State wants KAFB to do more to clean up jet fuel - Albuquerque Journal

State wants KAFB to do more to clean up jet fuel

The U.S. Air Force has excavated thousands of tons of soil and treated millions of gallons of water contaminated by jet fuel at a base bordering New Mexico’s largest city, but state regulators say the military still has more cleanup to do.

The New Mexico Environment Department, which monitors the cleanup’s progress, late last week released a draft of this year’s strategic plan for addressing the contamination at Kirtland Air Force Base.

The fuel leak – believed to have been seeping into the ground for decades – was detected in 1999. The greatest concern was potential contamination of drinking water wells in Albuquerque neighborhoods that border the base.

While state and military officials say drinking wells are now protected, community watchdogs argue that there are gaps in the data and are pushing for an independent review of the yearslong, multimillion-dollar cleanup project.

“Much information has been administratively kept secret from the public to paint over serious technical problems about the jet fuel spill investigation and remediation efforts,” said Dave McCoy, whose group Citizen Action New Mexico has sued over the years to try to get documents released on the spill and cleanup.

McCoy and others said they have asked the state to establish a citizen advisory board and include details on the project’s budget and spending for the next year.

The state’s draft does not address any spending, but officials have scheduled three public meetings this year and are planning to put out a more comprehensive proposal on public involvement this summer.

Environment Secretary James Kenney, who took over the state agency this year, said the U.S. Air Force has made strides in cleaning up the fuel spill but that the work is far from complete. He said the contamination remains a top priority for his office and that he’s committed to holding the Air Force accountable.

To keep the contamination from spreading beyond the boundaries of the base and toward drinking water wells, the Air Force installed a pump-and-treat system in 2015.

So far, more than 585 million gallons have been extracted, treated to less-than-detectable concentrations of contamination and either used to water the Kirtland golf course or injected back into the aquifer.

More than 4,200 tons of contaminated soil also was removed and vapor was pulled from the soil for over a decade.

The leaking fuel contained the additive ethylene dibromide, or EDB. While the effects on people haven’t been well-documented, the U.S. Environmental Protection Agency says animal studies indicate that chronic exposure may result in toxic effects to the liver, kidney and reproductive organs.

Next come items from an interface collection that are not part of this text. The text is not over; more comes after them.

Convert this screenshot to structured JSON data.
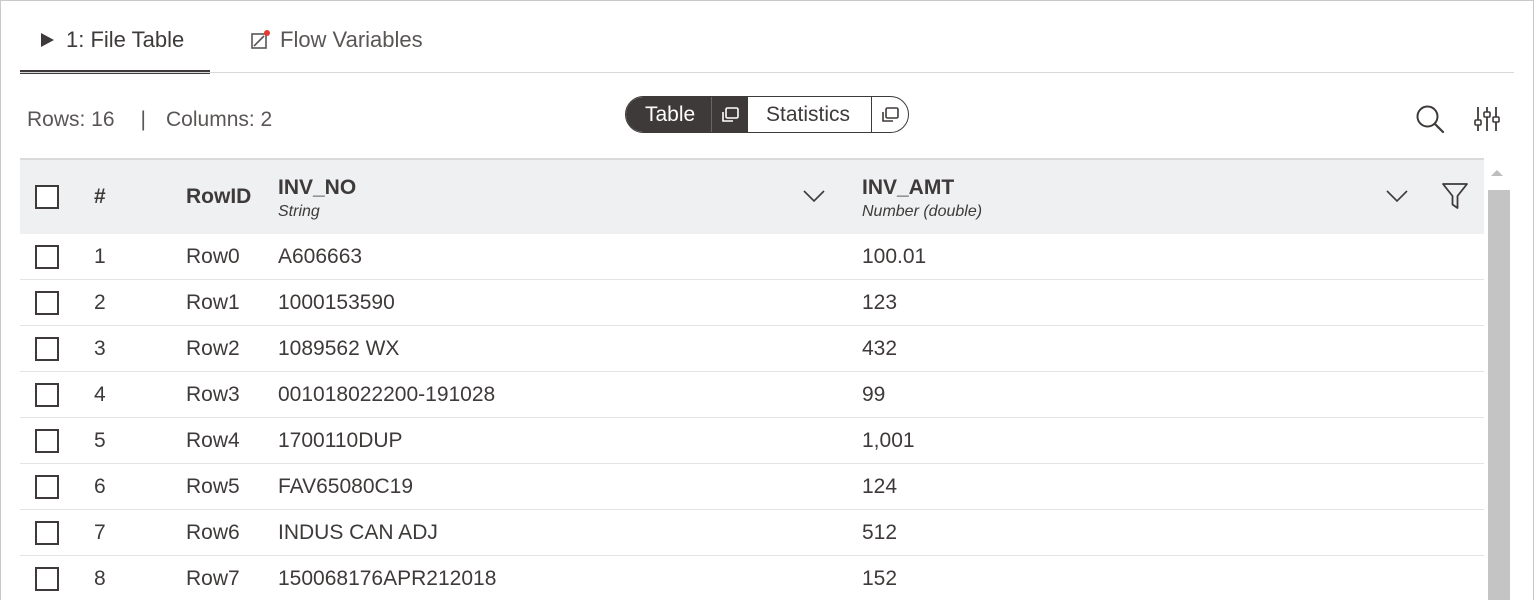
{
  "tabs": [
    {
      "label": "1: File Table",
      "icon": "play-triangle-icon",
      "active": true
    },
    {
      "label": "Flow Variables",
      "icon": "flow-variable-icon",
      "active": false
    }
  ],
  "info": {
    "rows_label": "Rows: 16",
    "separator": "|",
    "columns_label": "Columns: 2"
  },
  "view_toggle": {
    "table_label": "Table",
    "statistics_label": "Statistics",
    "selected": "Table"
  },
  "table": {
    "header": {
      "num": "#",
      "rowid": "RowID",
      "col1_name": "INV_NO",
      "col1_type": "String",
      "col2_name": "INV_AMT",
      "col2_type": "Number (double)"
    },
    "rows": [
      {
        "num": "1",
        "rowid": "Row0",
        "inv_no": "A606663",
        "inv_amt": "100.01"
      },
      {
        "num": "2",
        "rowid": "Row1",
        "inv_no": "1000153590",
        "inv_amt": "123"
      },
      {
        "num": "3",
        "rowid": "Row2",
        "inv_no": "1089562 WX",
        "inv_amt": "432"
      },
      {
        "num": "4",
        "rowid": "Row3",
        "inv_no": "001018022200-191028",
        "inv_amt": "99"
      },
      {
        "num": "5",
        "rowid": "Row4",
        "inv_no": "1700110DUP",
        "inv_amt": "1,001"
      },
      {
        "num": "6",
        "rowid": "Row5",
        "inv_no": "FAV65080C19",
        "inv_amt": "124"
      },
      {
        "num": "7",
        "rowid": "Row6",
        "inv_no": "INDUS CAN ADJ",
        "inv_amt": "512"
      },
      {
        "num": "8",
        "rowid": "Row7",
        "inv_no": "150068176APR212018",
        "inv_amt": "152"
      }
    ]
  },
  "colors": {
    "text": "#3e3a39",
    "header_bg": "#eef0f2",
    "accent_dot": "#e53935",
    "scrollbar": "#c4c4c4"
  }
}
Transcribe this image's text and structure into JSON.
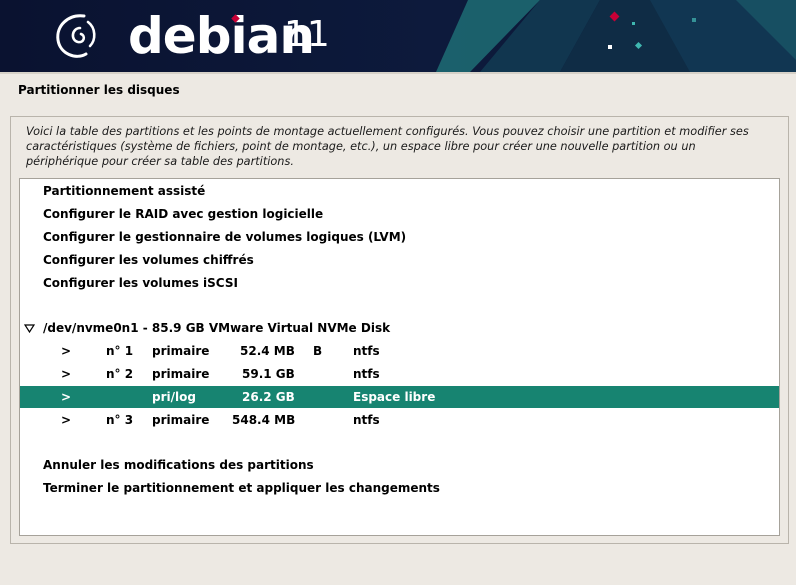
{
  "header": {
    "brand": "debian",
    "version": "11"
  },
  "page": {
    "title": "Partitionner les disques",
    "description": "Voici la table des partitions et les points de montage actuellement configurés. Vous pouvez choisir une partition et modifier ses caractéristiques (système de fichiers, point de montage, etc.), un espace libre pour créer une nouvelle partition ou un périphérique pour créer sa table des partitions."
  },
  "menu": {
    "assisted": "Partitionnement assisté",
    "raid": "Configurer le RAID avec gestion logicielle",
    "lvm": "Configurer le gestionnaire de volumes logiques (LVM)",
    "crypto": "Configurer les volumes chiffrés",
    "iscsi": "Configurer les volumes iSCSI",
    "undo": "Annuler les modifications des partitions",
    "finish": "Terminer le partitionnement et appliquer les changements"
  },
  "disk": {
    "label": "/dev/nvme0n1 - 85.9 GB VMware Virtual NVMe Disk",
    "partitions": [
      {
        "arrow": ">",
        "num": "n° 1",
        "type": "primaire",
        "size": "52.4 MB",
        "flag": "B",
        "fs": "ntfs"
      },
      {
        "arrow": ">",
        "num": "n° 2",
        "type": "primaire",
        "size": "59.1 GB",
        "flag": "",
        "fs": "ntfs"
      },
      {
        "arrow": ">",
        "num": "",
        "type": "pri/log",
        "size": "26.2 GB",
        "flag": "",
        "fs": "Espace libre"
      },
      {
        "arrow": ">",
        "num": "n° 3",
        "type": "primaire",
        "size": "548.4 MB",
        "flag": "",
        "fs": "ntfs"
      }
    ]
  },
  "colors": {
    "selection": "#178471",
    "banner": "#0c1530",
    "accent_teal": "#1f6d74",
    "logo_dot": "#c70036"
  }
}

Kenney said data gathered last year indicates the groundwater extraction and treatment is having a positive effect on the contamination. Under the draft plan, that work would continue along with more modeling and monitoring. The state also is requiring the Air Force to submit more data related to the soil vapor.


Albuquerque Journal and its reporters are committed to telling the stories of our community.

• Do you have a question you want someone to try to answer for you? Do you have a bright spot you want to share?
   We want to hear from you. Please email yourstory@abqjournal.com

Nativo Sponsored Content

Ad Tango

taboola desktop

MORE ARTICLES LIKE THIS

1
States mostly defer to union guidance for on-set gun ...
ABQnews Seeker
Safety standards developed by film studios ... Safety standards developed by film studios and labor unions are the primary protection for actors and film crews when a scene calls for using ...
2
Vigil to be held at Civic Plaza for cinematographer
ABQnews Seeker
The New Mexico community will come ... The New Mexico community will come together to remember filmmaker Halyna Hutchins. The 42-year-old director of photography was killed on the set of 'Rust' ...
3
Halyna Hutchins remembered as a gifted cinematographer
ABQnews Seeker
Ukrainian native called herself a 'restless ... Ukrainian native called herself a 'restless dreamer' and 'adrenaline junkie'
4
APS bus drivers get a pay boost amid ongoing ...
ABQnews Seeker
Board of Education OKs hiring, referral ... Board of Education OKs hiring, referral bonuses as rate reaches $18 per hour
5
City: Official not drunk in accident
ABQnews Seeker
Allegation was made by Gonzales against ... Allegation was made by Gonzales against COO in mayoral debate with Keller
6
Las Cruces educator named NM Teacher of the Year
ABQnews Seeker
Lorynn Guerrero will represent New Mexico ... Lorynn Guerrero will represent New Mexico in the national competition
7
Albuquerque's outdoors access lands it on a good list
ABQnews Seeker
Outside Magazine named Albuquerque one of ... Outside Magazine named Albuquerque one of its 20 top cities and towns to live in on its annual list.
8
Search warrant, 911 calls detail deadly incident on movie ...
ABQnews Seeker
Actor, producer Alec Baldwin shocked and ... Actor, producer Alec Baldwin shocked and saddened at tragic incident that left colleague dead
9
Governor to tout public works deal in DC visit
ABQnews Seeker
Lujan Grisham to visit the White ... Lujan Grisham to visit the White House, meet with congressional leaders